Local film producer and director Benjamin Ross Hayden has taken his recent short film, Agophobia, around the world and back. Hayden, a recent University of Calgary bachelor of film studies graduate, is returning for the Calgary International Film Festival, Sept. 19–29, before heading to Spain for the 46th Sitges Film Festival. He’s already taken Agophobia through the 66th Cannes Film Festival and has just returned from the Montreal World Film Festival and Monterrey International Film Festival. Agophobia won Best Experimental Film at the 17th Rhode Island International Film Festival.
Hayden’s short film Agophobia is set in the distant future, within a virtual realm. The 27-minute experimental film explores humanity’s relationship with technology while following the RAM, a digital avatar, through different segments of the virtual world. Along the way the RAM encounters different avatars and aspects of the computer system.
“The RAM is the agent within the system that is pushing the system forward and acting within the system,” Hayden says. “It is not the storage, it is not the memory, it is not the matrices that construct what it is, nor is it the circuitry that creates the fabric of the world.”
As the RAM travels between sections of the system, it interacts and changes the world and entities it encounters.
The title of the film, agophobia, is a term that Hayden created for the film, a combination of different words to form a new meaning.

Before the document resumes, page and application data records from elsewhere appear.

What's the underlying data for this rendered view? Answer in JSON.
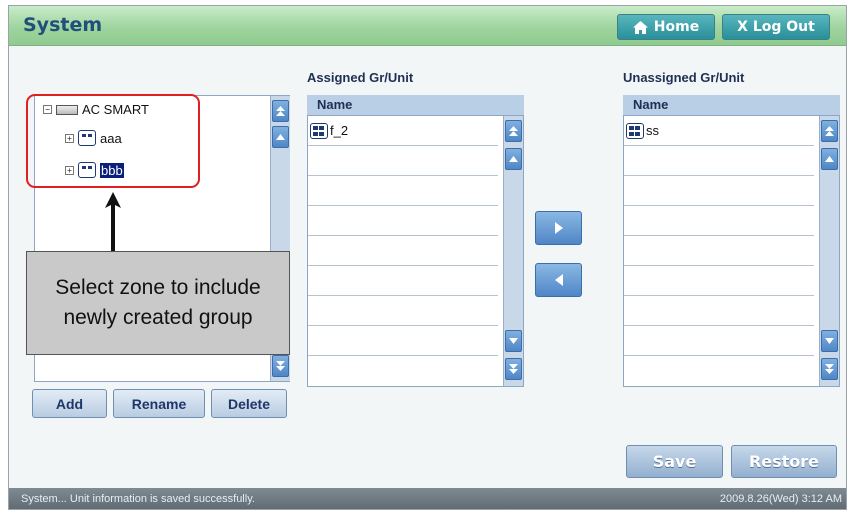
{
  "header": {
    "title": "System",
    "home_label": "Home",
    "logout_label": "X Log Out"
  },
  "tree": {
    "root": "AC SMART",
    "children": [
      {
        "label": "aaa",
        "selected": false
      },
      {
        "label": "bbb",
        "selected": true
      }
    ]
  },
  "callout_text": "Select zone to include newly created group",
  "tree_buttons": {
    "add": "Add",
    "rename": "Rename",
    "delete": "Delete"
  },
  "assigned": {
    "title": "Assigned Gr/Unit",
    "column": "Name",
    "items": [
      "f_2"
    ]
  },
  "unassigned": {
    "title": "Unassigned Gr/Unit",
    "column": "Name",
    "items": [
      "ss"
    ]
  },
  "actions": {
    "save": "Save",
    "restore": "Restore"
  },
  "status": {
    "message": "System... Unit information is saved successfully.",
    "timestamp": "2009.8.26(Wed)  3:12 AM"
  },
  "colors": {
    "header_green": "#9fd49f",
    "title_blue": "#1f4f7a",
    "accent_teal": "#2a8f99",
    "highlight_red": "#e02020",
    "selection_navy": "#0a1f7a"
  }
}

The term means a fear of the past.
“The fear is of what ethics today are leading us towards that point,” Hayden says, “those things which are changing us today with our behaviourism, our social colloquialisms, how we interact with one another, how our perception of our environments have somehow been changed in the digital era.”
The different regions of the virtual world divide the film into different parts which deal with different traits of modern technology. Hayden says the film deals with issues of obsolescence, digital duplication, technological hybridity, the obsession with social media and our own relationship with technology.
“What these characters are,” Hayden says, “are personifications of these relationships that we have with technology played out in expressionistic ways.”
Hayden used five of the realms from Theravada Buddhism representing hell, ghosts, nature, humanity and divinity as inspiration for the structure of his five techno-realms.
In developing Agophobia, Hayden was inspired by his classes with U of C film studies professors George Melnyk and Charles Tepperman — from expressionist performances in The Cabinet of Dr. Caligari to ideas of harmonic resonant energy in Stanley Kubrick films like 2001: A Space Odyssey and Barry Lyndon — as well as the neuroscience work of U of C faculty of medicine professor Naweed Syad.
“I was interested in creating a sci-fi odyssey that was an immersive experience where you’re really at the ground level looking around in this place,” Hayden says. “And why there is more of an expressionist experience — something sonic, something synesthetic — is because my logic for the future was: would verbal communication not be obsolete by that point in the future? I feel that there would be a better way of communicating at that point. It was that kind of psychic relationship that I was interested in exploring.”
Agophobia is screening at the Calgary International Film Festival on Sept. 21 during the Alberta Spirit series.